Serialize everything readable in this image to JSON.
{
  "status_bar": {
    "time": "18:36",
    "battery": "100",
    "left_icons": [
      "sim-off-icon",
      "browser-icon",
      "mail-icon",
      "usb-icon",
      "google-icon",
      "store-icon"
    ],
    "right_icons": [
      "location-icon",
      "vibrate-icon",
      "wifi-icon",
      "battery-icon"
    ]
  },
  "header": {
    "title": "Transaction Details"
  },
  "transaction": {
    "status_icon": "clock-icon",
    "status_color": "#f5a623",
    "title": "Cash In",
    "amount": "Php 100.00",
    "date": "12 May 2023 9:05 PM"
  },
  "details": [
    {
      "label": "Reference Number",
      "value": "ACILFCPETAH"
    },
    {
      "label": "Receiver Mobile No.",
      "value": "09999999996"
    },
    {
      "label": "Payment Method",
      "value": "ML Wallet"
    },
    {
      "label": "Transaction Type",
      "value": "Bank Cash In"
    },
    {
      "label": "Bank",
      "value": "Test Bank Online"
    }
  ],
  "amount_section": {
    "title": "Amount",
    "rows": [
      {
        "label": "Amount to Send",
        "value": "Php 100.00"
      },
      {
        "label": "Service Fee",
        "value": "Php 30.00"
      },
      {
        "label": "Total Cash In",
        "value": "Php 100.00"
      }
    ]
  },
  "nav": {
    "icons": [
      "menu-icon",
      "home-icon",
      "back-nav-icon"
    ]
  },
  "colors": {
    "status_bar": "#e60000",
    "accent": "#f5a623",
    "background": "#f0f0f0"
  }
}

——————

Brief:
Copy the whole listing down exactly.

Response for this exercise:
Serialize everything readable in this image to JSON.
{
  "status_bar": {
    "time": "18:36",
    "battery": "100",
    "left_icons": [
      "sim-off-icon",
      "browser-icon",
      "mail-icon",
      "usb-icon",
      "google-icon",
      "store-icon"
    ],
    "right_icons": [
      "location-icon",
      "vibrate-icon",
      "wifi-icon",
      "battery-icon"
    ]
  },
  "header": {
    "title": "Transaction Details"
  },
  "transaction": {
    "status_icon": "clock-icon",
    "status_color": "#f5a623",
    "title": "Cash In",
    "amount": "Php 100.00",
    "date": "12 May 2023 9:05 PM"
  },
  "details": [
    {
      "label": "Reference Number",
      "value": "ACILFCPETAH"
    },
    {
      "label": "Receiver Mobile No.",
      "value": "09999999996"
    },
    {
      "label": "Payment Method",
      "value": "ML Wallet"
    },
    {
      "label": "Transaction Type",
      "value": "Bank Cash In"
    },
    {
      "label": "Bank",
      "value": "Test Bank Online"
    }
  ],
  "amount_section": {
    "title": "Amount",
    "rows": [
      {
        "label": "Amount to Send",
        "value": "Php 100.00"
      },
      {
        "label": "Service Fee",
        "value": "Php 30.00"
      },
      {
        "label": "Total Cash In",
        "value": "Php 100.00"
      }
    ]
  },
  "nav": {
    "icons": [
      "menu-icon",
      "home-icon",
      "back-nav-icon"
    ]
  },
  "colors": {
    "status_bar": "#e60000",
    "accent": "#f5a623",
    "background": "#f0f0f0"
  }
}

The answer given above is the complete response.